* _REQUIREMENT_:
Search the records for "this" and copy each line that holds it.
[[ SUPPLIED ENTRIES, beginning ]]
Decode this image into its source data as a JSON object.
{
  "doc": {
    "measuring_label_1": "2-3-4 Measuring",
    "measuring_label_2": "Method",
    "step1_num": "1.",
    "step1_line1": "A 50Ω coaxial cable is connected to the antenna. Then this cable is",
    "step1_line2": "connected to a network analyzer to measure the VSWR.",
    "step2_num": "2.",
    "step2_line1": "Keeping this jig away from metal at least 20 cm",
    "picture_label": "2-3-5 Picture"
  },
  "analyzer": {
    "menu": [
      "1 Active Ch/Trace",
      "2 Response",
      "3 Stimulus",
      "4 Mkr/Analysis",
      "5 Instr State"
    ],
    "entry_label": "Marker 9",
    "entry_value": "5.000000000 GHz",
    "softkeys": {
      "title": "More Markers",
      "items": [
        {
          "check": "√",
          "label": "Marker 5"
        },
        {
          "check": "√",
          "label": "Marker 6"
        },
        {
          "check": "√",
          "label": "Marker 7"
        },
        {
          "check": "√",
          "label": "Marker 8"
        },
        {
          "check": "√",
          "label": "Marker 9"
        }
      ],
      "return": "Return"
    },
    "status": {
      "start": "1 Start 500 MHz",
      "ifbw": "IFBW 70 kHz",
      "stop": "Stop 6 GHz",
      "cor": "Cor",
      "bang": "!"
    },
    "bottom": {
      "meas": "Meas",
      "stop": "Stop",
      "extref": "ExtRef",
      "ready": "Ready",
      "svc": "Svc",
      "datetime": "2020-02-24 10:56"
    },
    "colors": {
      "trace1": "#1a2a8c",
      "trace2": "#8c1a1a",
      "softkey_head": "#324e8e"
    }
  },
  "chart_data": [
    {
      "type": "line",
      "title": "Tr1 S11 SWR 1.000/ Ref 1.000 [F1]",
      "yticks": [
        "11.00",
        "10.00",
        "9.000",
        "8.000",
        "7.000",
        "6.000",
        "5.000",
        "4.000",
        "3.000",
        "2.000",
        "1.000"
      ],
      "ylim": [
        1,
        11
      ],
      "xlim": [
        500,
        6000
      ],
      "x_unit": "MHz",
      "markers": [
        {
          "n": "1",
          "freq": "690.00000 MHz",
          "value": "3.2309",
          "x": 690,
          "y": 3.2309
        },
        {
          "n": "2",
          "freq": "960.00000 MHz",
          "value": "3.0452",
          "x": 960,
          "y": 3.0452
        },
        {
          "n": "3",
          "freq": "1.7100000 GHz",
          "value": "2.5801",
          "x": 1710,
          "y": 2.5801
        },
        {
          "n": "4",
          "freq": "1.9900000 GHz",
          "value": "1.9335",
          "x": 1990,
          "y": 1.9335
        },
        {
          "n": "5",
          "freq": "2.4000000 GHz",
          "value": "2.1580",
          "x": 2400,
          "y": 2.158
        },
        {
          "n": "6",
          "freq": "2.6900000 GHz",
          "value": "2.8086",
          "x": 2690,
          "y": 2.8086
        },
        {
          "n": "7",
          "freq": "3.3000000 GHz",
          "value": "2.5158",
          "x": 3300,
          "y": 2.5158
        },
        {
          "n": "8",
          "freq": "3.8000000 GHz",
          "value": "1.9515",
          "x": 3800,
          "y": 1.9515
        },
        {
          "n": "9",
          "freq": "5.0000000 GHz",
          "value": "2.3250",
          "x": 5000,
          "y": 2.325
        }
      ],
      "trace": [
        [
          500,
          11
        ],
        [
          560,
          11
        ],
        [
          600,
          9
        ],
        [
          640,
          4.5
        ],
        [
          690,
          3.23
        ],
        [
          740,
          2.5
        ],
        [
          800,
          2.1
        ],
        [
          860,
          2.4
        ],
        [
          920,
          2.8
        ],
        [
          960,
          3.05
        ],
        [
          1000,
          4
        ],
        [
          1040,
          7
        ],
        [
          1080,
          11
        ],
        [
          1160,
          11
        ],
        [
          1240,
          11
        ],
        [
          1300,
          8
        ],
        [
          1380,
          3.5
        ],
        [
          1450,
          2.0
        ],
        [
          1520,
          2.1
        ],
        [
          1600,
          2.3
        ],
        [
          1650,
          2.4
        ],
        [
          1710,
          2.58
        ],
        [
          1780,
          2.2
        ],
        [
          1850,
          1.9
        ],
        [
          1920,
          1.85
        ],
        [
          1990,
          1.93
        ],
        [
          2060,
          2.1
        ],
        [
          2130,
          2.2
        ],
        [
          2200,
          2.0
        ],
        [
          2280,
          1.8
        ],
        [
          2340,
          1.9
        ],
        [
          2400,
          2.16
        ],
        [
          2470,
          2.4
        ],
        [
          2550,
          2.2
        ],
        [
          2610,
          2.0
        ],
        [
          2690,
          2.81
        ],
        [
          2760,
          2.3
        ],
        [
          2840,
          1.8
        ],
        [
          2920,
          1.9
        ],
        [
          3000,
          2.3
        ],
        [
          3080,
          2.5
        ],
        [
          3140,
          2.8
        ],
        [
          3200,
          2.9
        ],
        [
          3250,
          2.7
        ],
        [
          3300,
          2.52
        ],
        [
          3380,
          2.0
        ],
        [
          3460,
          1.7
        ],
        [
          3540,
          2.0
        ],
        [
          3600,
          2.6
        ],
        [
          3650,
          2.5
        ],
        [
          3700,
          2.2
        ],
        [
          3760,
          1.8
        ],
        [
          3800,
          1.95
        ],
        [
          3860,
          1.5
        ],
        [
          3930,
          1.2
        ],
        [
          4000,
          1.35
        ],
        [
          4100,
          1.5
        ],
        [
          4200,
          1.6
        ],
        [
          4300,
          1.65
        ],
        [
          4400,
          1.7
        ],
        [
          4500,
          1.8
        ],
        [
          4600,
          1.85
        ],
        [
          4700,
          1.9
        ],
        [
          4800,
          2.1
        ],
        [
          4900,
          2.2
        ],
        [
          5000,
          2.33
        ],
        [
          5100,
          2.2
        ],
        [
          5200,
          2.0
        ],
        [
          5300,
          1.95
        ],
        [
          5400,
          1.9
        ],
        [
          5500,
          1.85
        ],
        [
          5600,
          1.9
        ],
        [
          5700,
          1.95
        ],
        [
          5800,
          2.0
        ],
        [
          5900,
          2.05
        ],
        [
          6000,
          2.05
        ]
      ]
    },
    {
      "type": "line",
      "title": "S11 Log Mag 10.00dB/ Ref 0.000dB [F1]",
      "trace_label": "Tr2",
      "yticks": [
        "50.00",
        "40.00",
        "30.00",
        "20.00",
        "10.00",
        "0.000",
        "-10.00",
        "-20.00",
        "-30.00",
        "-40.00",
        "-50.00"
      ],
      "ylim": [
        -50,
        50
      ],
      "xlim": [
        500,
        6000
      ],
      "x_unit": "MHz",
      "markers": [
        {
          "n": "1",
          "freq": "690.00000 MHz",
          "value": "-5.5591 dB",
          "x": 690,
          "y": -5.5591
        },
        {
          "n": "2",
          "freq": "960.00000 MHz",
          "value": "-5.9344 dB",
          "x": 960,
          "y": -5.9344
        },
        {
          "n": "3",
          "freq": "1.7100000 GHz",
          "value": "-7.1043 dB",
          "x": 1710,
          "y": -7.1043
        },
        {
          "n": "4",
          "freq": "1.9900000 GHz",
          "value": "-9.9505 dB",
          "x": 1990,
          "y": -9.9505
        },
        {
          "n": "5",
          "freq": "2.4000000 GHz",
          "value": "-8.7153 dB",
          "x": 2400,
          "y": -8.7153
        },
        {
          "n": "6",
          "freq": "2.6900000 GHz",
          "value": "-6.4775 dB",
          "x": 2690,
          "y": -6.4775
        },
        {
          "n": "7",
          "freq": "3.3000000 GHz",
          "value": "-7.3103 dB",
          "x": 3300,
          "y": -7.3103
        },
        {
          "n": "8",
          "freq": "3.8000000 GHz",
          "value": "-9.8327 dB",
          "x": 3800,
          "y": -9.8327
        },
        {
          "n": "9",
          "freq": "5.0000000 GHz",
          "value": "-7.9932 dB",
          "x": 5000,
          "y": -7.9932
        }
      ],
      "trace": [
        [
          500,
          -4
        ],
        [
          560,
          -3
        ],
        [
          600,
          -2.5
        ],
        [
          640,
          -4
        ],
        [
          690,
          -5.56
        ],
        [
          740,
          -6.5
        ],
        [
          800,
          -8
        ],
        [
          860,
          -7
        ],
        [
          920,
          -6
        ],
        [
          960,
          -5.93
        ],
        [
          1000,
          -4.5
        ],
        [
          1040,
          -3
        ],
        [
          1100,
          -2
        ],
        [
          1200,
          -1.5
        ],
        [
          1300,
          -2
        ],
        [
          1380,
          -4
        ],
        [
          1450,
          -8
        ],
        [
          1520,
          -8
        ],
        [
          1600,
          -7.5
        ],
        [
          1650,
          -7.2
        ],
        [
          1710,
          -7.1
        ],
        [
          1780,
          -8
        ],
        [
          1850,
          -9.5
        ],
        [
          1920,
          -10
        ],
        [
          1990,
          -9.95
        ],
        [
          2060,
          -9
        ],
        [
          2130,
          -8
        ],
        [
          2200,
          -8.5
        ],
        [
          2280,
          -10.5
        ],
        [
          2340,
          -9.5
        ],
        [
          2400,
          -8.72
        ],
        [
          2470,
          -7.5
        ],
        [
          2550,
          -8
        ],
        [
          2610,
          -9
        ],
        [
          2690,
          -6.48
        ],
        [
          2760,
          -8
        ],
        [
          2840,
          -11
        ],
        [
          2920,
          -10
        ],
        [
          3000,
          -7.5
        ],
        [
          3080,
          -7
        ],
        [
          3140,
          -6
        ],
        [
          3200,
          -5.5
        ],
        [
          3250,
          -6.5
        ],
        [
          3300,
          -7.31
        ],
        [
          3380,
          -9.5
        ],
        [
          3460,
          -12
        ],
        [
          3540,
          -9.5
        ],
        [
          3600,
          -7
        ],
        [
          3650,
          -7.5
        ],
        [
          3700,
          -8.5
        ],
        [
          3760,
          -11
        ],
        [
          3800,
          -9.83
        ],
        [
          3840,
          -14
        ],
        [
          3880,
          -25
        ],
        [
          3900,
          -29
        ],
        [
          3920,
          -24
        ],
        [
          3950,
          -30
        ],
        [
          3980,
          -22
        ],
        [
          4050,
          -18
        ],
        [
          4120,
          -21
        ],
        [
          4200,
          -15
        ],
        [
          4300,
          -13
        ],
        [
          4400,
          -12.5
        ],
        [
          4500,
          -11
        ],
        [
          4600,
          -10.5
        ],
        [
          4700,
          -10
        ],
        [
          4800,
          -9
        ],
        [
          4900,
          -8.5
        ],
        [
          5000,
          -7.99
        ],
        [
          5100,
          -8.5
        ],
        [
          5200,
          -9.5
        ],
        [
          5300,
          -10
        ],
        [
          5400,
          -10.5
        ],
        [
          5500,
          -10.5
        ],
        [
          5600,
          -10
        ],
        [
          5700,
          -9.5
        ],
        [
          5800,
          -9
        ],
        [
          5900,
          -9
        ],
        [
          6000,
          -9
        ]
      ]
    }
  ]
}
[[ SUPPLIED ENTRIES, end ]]
* _TASK RESPONSE_:
Decode this image into its source data as a JSON object.
    "step1_line1": "A 50Ω coaxial cable is connected to the antenna. Then this cable is",
    "step2_line1": "Keeping this jig away from metal at least 20 cm",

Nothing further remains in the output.